--- Data ---
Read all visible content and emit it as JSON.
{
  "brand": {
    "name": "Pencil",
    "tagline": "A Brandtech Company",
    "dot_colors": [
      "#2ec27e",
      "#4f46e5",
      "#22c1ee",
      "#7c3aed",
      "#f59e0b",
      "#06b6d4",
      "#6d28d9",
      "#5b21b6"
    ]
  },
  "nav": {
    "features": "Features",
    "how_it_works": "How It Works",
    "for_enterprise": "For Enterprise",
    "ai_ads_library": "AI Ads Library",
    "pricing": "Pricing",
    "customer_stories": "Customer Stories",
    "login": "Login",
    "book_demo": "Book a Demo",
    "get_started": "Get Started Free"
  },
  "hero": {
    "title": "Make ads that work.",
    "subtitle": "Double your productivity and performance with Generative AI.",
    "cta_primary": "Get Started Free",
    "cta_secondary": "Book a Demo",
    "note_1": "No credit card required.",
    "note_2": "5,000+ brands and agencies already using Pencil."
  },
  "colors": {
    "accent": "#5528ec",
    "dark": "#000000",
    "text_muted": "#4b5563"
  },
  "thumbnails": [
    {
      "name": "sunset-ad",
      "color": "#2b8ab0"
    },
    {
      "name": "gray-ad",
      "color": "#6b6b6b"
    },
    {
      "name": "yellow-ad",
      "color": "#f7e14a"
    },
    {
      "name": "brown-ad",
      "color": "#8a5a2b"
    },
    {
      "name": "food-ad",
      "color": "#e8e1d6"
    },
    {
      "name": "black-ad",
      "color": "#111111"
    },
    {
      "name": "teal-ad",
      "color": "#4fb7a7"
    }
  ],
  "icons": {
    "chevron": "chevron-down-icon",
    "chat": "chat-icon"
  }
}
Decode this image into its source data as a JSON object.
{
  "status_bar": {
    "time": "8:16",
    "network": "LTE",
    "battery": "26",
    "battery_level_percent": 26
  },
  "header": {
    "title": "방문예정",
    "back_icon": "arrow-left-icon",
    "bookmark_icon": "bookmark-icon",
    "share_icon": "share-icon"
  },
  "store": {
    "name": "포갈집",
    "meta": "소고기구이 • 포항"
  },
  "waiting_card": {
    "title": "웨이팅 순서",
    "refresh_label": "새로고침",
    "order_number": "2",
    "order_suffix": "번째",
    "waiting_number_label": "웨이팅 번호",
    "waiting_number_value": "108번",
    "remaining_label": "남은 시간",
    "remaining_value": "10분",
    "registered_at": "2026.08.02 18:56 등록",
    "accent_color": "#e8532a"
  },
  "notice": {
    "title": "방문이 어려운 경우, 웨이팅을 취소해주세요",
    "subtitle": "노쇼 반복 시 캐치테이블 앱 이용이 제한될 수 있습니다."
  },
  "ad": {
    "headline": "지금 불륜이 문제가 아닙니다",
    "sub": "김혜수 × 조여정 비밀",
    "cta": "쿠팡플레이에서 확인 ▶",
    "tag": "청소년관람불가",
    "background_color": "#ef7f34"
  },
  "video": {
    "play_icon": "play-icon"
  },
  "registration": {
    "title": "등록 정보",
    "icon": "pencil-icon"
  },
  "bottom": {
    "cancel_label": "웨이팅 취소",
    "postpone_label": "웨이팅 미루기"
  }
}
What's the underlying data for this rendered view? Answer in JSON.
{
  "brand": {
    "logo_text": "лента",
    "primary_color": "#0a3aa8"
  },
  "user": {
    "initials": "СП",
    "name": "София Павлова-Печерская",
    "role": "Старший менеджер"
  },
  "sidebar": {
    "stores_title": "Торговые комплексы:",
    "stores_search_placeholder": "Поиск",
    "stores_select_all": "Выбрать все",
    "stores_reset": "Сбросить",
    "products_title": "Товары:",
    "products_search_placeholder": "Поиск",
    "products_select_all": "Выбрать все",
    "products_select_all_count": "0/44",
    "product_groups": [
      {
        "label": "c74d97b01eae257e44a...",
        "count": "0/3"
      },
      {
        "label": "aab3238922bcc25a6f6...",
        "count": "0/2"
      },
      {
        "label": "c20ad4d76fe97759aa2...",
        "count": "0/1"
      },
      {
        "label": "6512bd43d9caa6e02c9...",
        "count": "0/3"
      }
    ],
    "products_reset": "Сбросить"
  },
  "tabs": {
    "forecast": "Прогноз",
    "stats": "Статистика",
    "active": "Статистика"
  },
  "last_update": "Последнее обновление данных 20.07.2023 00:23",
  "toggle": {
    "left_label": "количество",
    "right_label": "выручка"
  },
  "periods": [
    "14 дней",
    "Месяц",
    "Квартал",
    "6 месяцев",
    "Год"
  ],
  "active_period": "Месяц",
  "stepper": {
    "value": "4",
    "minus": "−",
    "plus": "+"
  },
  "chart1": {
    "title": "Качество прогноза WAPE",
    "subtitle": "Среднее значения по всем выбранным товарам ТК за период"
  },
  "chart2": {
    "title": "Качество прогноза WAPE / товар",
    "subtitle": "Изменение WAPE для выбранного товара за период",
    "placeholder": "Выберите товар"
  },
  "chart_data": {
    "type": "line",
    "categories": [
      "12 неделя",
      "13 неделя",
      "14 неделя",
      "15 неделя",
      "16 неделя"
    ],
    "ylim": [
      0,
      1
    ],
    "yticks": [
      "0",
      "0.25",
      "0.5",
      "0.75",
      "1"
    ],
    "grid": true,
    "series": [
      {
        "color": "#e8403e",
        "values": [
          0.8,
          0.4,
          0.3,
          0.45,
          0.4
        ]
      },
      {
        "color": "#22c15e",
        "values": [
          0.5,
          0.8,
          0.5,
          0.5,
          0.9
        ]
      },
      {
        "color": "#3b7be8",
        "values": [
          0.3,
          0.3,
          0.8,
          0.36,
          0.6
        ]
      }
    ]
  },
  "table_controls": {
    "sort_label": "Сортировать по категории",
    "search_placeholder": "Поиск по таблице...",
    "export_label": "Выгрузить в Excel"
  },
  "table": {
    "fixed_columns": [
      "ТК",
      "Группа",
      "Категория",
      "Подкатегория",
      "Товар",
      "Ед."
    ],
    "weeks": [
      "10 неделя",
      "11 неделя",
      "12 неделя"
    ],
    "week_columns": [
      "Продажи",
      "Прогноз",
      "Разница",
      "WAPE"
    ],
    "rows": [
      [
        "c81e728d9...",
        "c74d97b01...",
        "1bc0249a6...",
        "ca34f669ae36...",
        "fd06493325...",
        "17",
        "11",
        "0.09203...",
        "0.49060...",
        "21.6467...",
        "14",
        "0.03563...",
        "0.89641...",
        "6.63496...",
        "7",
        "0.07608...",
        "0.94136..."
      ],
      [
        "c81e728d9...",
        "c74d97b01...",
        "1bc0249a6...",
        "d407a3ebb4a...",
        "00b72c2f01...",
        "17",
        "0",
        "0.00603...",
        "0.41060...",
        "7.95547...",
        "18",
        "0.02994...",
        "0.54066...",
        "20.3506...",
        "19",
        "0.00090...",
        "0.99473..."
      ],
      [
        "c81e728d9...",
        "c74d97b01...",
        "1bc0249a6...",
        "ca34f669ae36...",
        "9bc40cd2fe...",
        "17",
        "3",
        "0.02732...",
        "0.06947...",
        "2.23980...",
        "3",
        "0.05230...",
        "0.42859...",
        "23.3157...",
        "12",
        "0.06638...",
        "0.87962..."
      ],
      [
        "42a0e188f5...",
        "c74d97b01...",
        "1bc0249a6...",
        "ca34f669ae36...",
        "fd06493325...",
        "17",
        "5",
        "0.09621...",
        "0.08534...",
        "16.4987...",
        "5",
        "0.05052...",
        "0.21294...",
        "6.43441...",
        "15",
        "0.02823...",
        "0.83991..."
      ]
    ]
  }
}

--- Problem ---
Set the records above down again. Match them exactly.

--- Response to the exercise ---
Read all visible content and emit it as JSON.
{
  "brand": {
    "name": "Pencil",
    "tagline": "A Brandtech Company",
    "dot_colors": [
      "#2ec27e",
      "#4f46e5",
      "#22c1ee",
      "#7c3aed",
      "#f59e0b",
      "#06b6d4",
      "#6d28d9",
      "#5b21b6"
    ]
  },
  "nav": {
    "features": "Features",
    "how_it_works": "How It Works",
    "for_enterprise": "For Enterprise",
    "ai_ads_library": "AI Ads Library",
    "pricing": "Pricing",
    "customer_stories": "Customer Stories",
    "login": "Login",
    "book_demo": "Book a Demo",
    "get_started": "Get Started Free"
  },
  "hero": {
    "title": "Make ads that work.",
    "subtitle": "Double your productivity and performance with Generative AI.",
    "cta_primary": "Get Started Free",
    "cta_secondary": "Book a Demo",
    "note_1": "No credit card required.",
    "note_2": "5,000+ brands and agencies already using Pencil."
  },
  "colors": {
    "accent": "#5528ec",
    "dark": "#000000",
    "text_muted": "#4b5563"
  },
  "thumbnails": [
    {
      "name": "sunset-ad",
      "color": "#2b8ab0"
    },
    {
      "name": "gray-ad",
      "color": "#6b6b6b"
    },
    {
      "name": "yellow-ad",
      "color": "#f7e14a"
    },
    {
      "name": "brown-ad",
      "color": "#8a5a2b"
    },
    {
      "name": "food-ad",
      "color": "#e8e1d6"
    },
    {
      "name": "black-ad",
      "color": "#111111"
    },
    {
      "name": "teal-ad",
      "color": "#4fb7a7"
    }
  ],
  "icons": {
    "chevron": "chevron-down-icon",
    "chat": "chat-icon"
  }
}
Decode this image into its source data as a JSON object.
{
  "status_bar": {
    "time": "8:16",
    "network": "LTE",
    "battery": "26",
    "battery_level_percent": 26
  },
  "header": {
    "title": "방문예정",
    "back_icon": "arrow-left-icon",
    "bookmark_icon": "bookmark-icon",
    "share_icon": "share-icon"
  },
  "store": {
    "name": "포갈집",
    "meta": "소고기구이 • 포항"
  },
  "waiting_card": {
    "title": "웨이팅 순서",
    "refresh_label": "새로고침",
    "order_number": "2",
    "order_suffix": "번째",
    "waiting_number_label": "웨이팅 번호",
    "waiting_number_value": "108번",
    "remaining_label": "남은 시간",
    "remaining_value": "10분",
    "registered_at": "2026.08.02 18:56 등록",
    "accent_color": "#e8532a"
  },
  "notice": {
    "title": "방문이 어려운 경우, 웨이팅을 취소해주세요",
    "subtitle": "노쇼 반복 시 캐치테이블 앱 이용이 제한될 수 있습니다."
  },
  "ad": {
    "headline": "지금 불륜이 문제가 아닙니다",
    "sub": "김혜수 × 조여정 비밀",
    "cta": "쿠팡플레이에서 확인 ▶",
    "tag": "청소년관람불가",
    "background_color": "#ef7f34"
  },
  "video": {
    "play_icon": "play-icon"
  },
  "registration": {
    "title": "등록 정보",
    "icon": "pencil-icon"
  },
  "bottom": {
    "cancel_label": "웨이팅 취소",
    "postpone_label": "웨이팅 미루기"
  }
}
What's the underlying data for this rendered view? Answer in JSON.
{
  "brand": {
    "logo_text": "лента",
    "primary_color": "#0a3aa8"
  },
  "user": {
    "initials": "СП",
    "name": "София Павлова-Печерская",
    "role": "Старший менеджер"
  },
  "sidebar": {
    "stores_title": "Торговые комплексы:",
    "stores_search_placeholder": "Поиск",
    "stores_select_all": "Выбрать все",
    "stores_reset": "Сбросить",
    "products_title": "Товары:",
    "products_search_placeholder": "Поиск",
    "products_select_all": "Выбрать все",
    "products_select_all_count": "0/44",
    "product_groups": [
      {
        "label": "c74d97b01eae257e44a...",
        "count": "0/3"
      },
      {
        "label": "aab3238922bcc25a6f6...",
        "count": "0/2"
      },
      {
        "label": "c20ad4d76fe97759aa2...",
        "count": "0/1"
      },
      {
        "label": "6512bd43d9caa6e02c9...",
        "count": "0/3"
      }
    ],
    "products_reset": "Сбросить"
  },
  "tabs": {
    "forecast": "Прогноз",
    "stats": "Статистика",
    "active": "Статистика"
  },
  "last_update": "Последнее обновление данных 20.07.2023 00:23",
  "toggle": {
    "left_label": "количество",
    "right_label": "выручка"
  },
  "periods": [
    "14 дней",
    "Месяц",
    "Квартал",
    "6 месяцев",
    "Год"
  ],
  "active_period": "Месяц",
  "stepper": {
    "value": "4",
    "minus": "−",
    "plus": "+"
  },
  "chart1": {
    "title": "Качество прогноза WAPE",
    "subtitle": "Среднее значения по всем выбранным товарам ТК за период"
  },
  "chart2": {
    "title": "Качество прогноза WAPE / товар",
    "subtitle": "Изменение WAPE для выбранного товара за период",
    "placeholder": "Выберите товар"
  },
  "chart_data": {
    "type": "line",
    "categories": [
      "12 неделя",
      "13 неделя",
      "14 неделя",
      "15 неделя",
      "16 неделя"
    ],
    "ylim": [
      0,
      1
    ],
    "yticks": [
      "0",
      "0.25",
      "0.5",
      "0.75",
      "1"
    ],
    "grid": true,
    "series": [
      {
        "color": "#e8403e",
        "values": [
          0.8,
          0.4,
          0.3,
          0.45,
          0.4
        ]
      },
      {
        "color": "#22c15e",
        "values": [
          0.5,
          0.8,
          0.5,
          0.5,
          0.9
        ]
      },
      {
        "color": "#3b7be8",
        "values": [
          0.3,
          0.3,
          0.8,
          0.36,
          0.6
        ]
      }
    ]
  },
  "table_controls": {
    "sort_label": "Сортировать по категории",
    "search_placeholder": "Поиск по таблице...",
    "export_label": "Выгрузить в Excel"
  },
  "table": {
    "fixed_columns": [
      "ТК",
      "Группа",
      "Категория",
      "Подкатегория",
      "Товар",
      "Ед."
    ],
    "weeks": [
      "10 неделя",
      "11 неделя",
      "12 неделя"
    ],
    "week_columns": [
      "Продажи",
      "Прогноз",
      "Разница",
      "WAPE"
    ],
    "rows": [
      [
        "c81e728d9...",
        "c74d97b01...",
        "1bc0249a6...",
        "ca34f669ae36...",
        "fd06493325...",
        "17",
        "11",
        "0.09203...",
        "0.49060...",
        "21.6467...",
        "14",
        "0.03563...",
        "0.89641...",
        "6.63496...",
        "7",
        "0.07608...",
        "0.94136..."
      ],
      [
        "c81e728d9...",
        "c74d97b01...",
        "1bc0249a6...",
        "d407a3ebb4a...",
        "00b72c2f01...",
        "17",
        "0",
        "0.00603...",
        "0.41060...",
        "7.95547...",
        "18",
        "0.02994...",
        "0.54066...",
        "20.3506...",
        "19",
        "0.00090...",
        "0.99473..."
      ],
      [
        "c81e728d9...",
        "c74d97b01...",
        "1bc0249a6...",
        "ca34f669ae36...",
        "9bc40cd2fe...",
        "17",
        "3",
        "0.02732...",
        "0.06947...",
        "2.23980...",
        "3",
        "0.05230...",
        "0.42859...",
        "23.3157...",
        "12",
        "0.06638...",
        "0.87962..."
      ],
      [
        "42a0e188f5...",
        "c74d97b01...",
        "1bc0249a6...",
        "ca34f669ae36...",
        "fd06493325...",
        "17",
        "5",
        "0.09621...",
        "0.08534...",
        "16.4987...",
        "5",
        "0.05052...",
        "0.21294...",
        "6.43441...",
        "15",
        "0.02823...",
        "0.83991..."
      ]
    ]
  }
}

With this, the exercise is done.